An Argument Against Free Trade
I was raised on Milton Friedman as the mother’s milk of economics and I have been an ardent libertarian for many years.
I believed that free trade was an unquestioned good thing, that protectionists were misguided at best and corrupt at worst, and that the French mercantilists-skewered so profoundly by Adam Smith in The Wealth of Nations- were the closest thing to pure evil prior to the publication of Karl Marx.
How then is it possible that I have become an active opponent of free trade?
Let’s be clear about one thing: When I am addressing the subject of free trade, I am not talking about the heavily managed “free trade” that is negotiated in massive government free trade agreements like NAFTA. I am not addressing the imperfect realization of the ideal.
I am, however, talking about the ideal itself. About the legally unhindered free movement of goods, services, and labor across national borders around the world. I am talking about free trade in its pure and unadulterated form.
The way I see it, there are three possible consequences of free trade.
Either unmitigated free trade is beneficial to everyone; it is detrimental to everyone; or it is beneficial to some and detrimental to others.
The neo-classical perspective is that it is beneficial to everyone, even those who appear to be suffering from its effects in the short term. This is the perspective I was taught and it was what I believed, more or less unquestioned, from the time that I read Free to Choose as a child until a few years ago.
The essential problem with free trade is that it is based on an antiquated model that failed to anticipate the possibility of inexpensive air travel and cheap international communications, both of which significantly reduce the natural barriers to the free movement of peoples.
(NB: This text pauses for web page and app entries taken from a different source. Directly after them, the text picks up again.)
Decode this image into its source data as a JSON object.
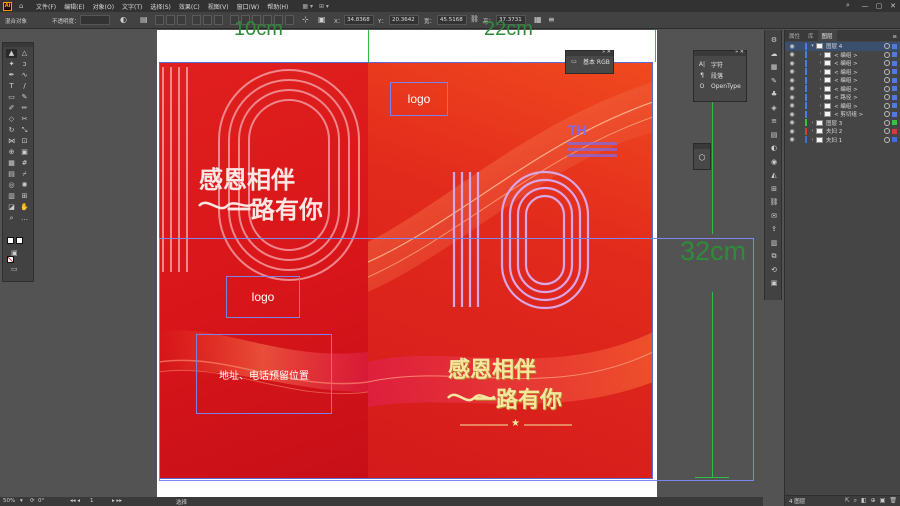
{
  "menubar": {
    "app_badge": "Ai",
    "items": [
      "文件(F)",
      "编辑(E)",
      "对象(O)",
      "文字(T)",
      "选择(S)",
      "效果(C)",
      "视图(V)",
      "窗口(W)",
      "帮助(H)"
    ]
  },
  "controlbar": {
    "selection_label": "混合对象",
    "opacity_label": "不透明度：",
    "x_label": "X：",
    "x_value": "34.8368",
    "y_label": "Y：",
    "y_value": "20.3642",
    "w_label": "宽：",
    "w_value": "45.5168",
    "h_label": "高：",
    "h_value": "37.3731"
  },
  "artwork": {
    "dim_width_left": "10cm",
    "dim_width_right": "22cm",
    "dim_height": "32cm",
    "slogan_line1": "感恩相伴",
    "slogan_line2": "一路有你",
    "logo_text": "logo",
    "address_text": "地址、电话预留位置",
    "big_number": "10",
    "brand_mark": "TH",
    "brand_lines": [
      "",
      "",
      ""
    ],
    "colors": {
      "poster_red": "#e0201e",
      "gold": "#f5e7a0",
      "selection_blue": "#5b6bd6",
      "guide_green": "#2dbf3d"
    }
  },
  "swatch_panel": {
    "label": "基本 RGB"
  },
  "char_panel": {
    "items": [
      "字符",
      "段落",
      "OpenType"
    ]
  },
  "layers_panel": {
    "tabs": [
      "属性",
      "库",
      "图层"
    ],
    "rows": [
      {
        "name": "图层 4",
        "indent": 0,
        "selected": true,
        "color": "#4f7bdc"
      },
      {
        "name": "< 编组 >",
        "indent": 1,
        "selected": false,
        "color": "#4f7bdc"
      },
      {
        "name": "< 编组 >",
        "indent": 1,
        "selected": false,
        "color": "#4f7bdc"
      },
      {
        "name": "< 编组 >",
        "indent": 1,
        "selected": false,
        "color": "#4f7bdc"
      },
      {
        "name": "< 编组 >",
        "indent": 1,
        "selected": false,
        "color": "#4f7bdc"
      },
      {
        "name": "< 编组 >",
        "indent": 1,
        "selected": false,
        "color": "#4f7bdc"
      },
      {
        "name": "< 路径 >",
        "indent": 1,
        "selected": false,
        "color": "#4f7bdc"
      },
      {
        "name": "< 编组 >",
        "indent": 1,
        "selected": false,
        "color": "#4f7bdc"
      },
      {
        "name": "< 剪切组 >",
        "indent": 1,
        "selected": false,
        "color": "#4f7bdc"
      },
      {
        "name": "图层 3",
        "indent": 0,
        "selected": false,
        "color": "#3fbf3f"
      },
      {
        "name": "夫妇 2",
        "indent": 0,
        "selected": false,
        "color": "#d23c3c"
      },
      {
        "name": "夫妇 1",
        "indent": 0,
        "selected": false,
        "color": "#3d6fd8"
      }
    ],
    "footer_count": "4 图层"
  },
  "docbar": {
    "zoom": "50%",
    "rotate": "0°",
    "artboard_num": "1",
    "status": "选择"
  }
}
This has resulted in negative consequences that were never even remotely envisioned by Adam Smith, David Ricardo, or any of the classical champions of free trade.
These consequences lead necessarily to the following logical argument which must be considered seriously by any advocate of free trade.
1. Free trade, in its true, complete, and intellectually coherent form, is not limited to the free movement of goods, but includes the free movement of capital and labor as well. The”invisible judicial line” which is regarded with contempt by free traders does not magically become visible simply because human bodies are involved. While some free traders recognize the problem and attempt to artificially separate the free movement of goods from the free movement of services, this is not defensible on any of the rational intellectual grounds used to defend the free movement of goods and capital.
2. The difference between domestic economies and the global international economy is not trivial, but is substantive, material, and based on significant genetic, cultural, traditional, and legal differences between various self-identified peoples.
3. Free trade is totally incompatible with national sovereignty, democracy, and self-determination, as well as the existence of independent nation-states with the right and ability to set their own laws according to the preferences of their residents, because it eliminates the ability of nation-states to defend their own borders and populations.
4. Therefore, free trade must be opposed by every sovereign, democratic, or self-determined people, be they American, Chinese, German, or Zambian, who wish to preserve themselves as a free and distinct nation possessed of its own culture, traditions, and laws.
In my next post, I will mathematically prove why the USA cannot possibly permit free trade and hope to remain a Constitutional or coherent nation.